Written By: Neil deMause of the Heartland Institute
An until-now unnoticed provision of the new health care overhaul law could change the way U.S. businesses—including freelance workers—prepare for tax day, causing an avalanche of additional record keeping and reporting.
According to Section 9006 of the 2,409-page Patient Protection and Affordable Care Act, beginning on January 1, 2012 all businesses will have to issue 1099 tax forms not just to contractors but to any individual or corporation from which they buy more than $600 in goods or services in a tax year.
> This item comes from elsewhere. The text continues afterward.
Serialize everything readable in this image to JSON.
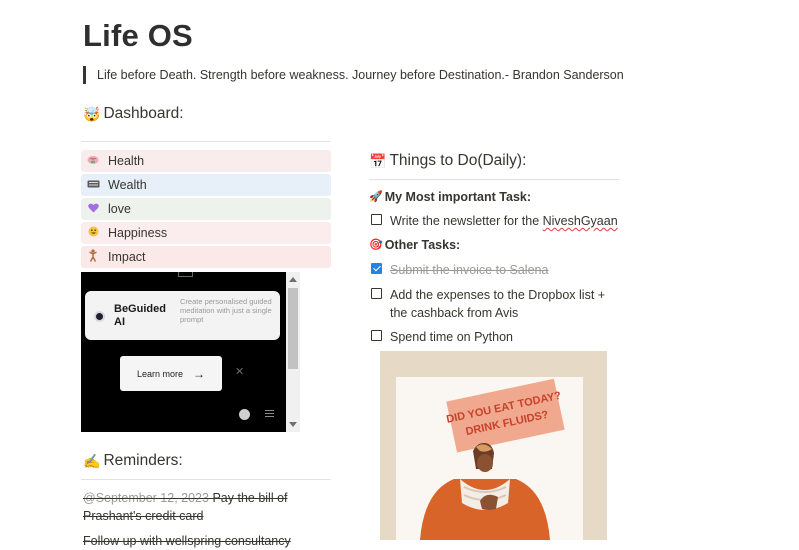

Currently 1099s need only be issued to individuals, not corporations.
The requirement will now include items such as shipping charges, hotel bills, and equipment purchases, all currently exempt from 1099 reporting.
While the notion of sending a tax form to Costco for every large purchase may seem absurd to small business owners, that’s not the worst of it, says Marianne Couch, a principal with the Cokola Tax Group in Michigan and former chairwoman of the IRS Information Reporting Program Advisory Committee’s subcommittee on small business and self-employed tax issues.
Names, Numbers for Everything
“It’s not so much the increase in the 1099s that will be the primary issue—although that certainly will mean, most notably in first year, significantly higher numbers of pieces of paper going out through the mail,” she says. Rather, she says, the biggest headache is likely to be data collection—gathering names and taxpayer identification number information for every payee and vendor that we do business with.
Finish reading the article at Heartland.org.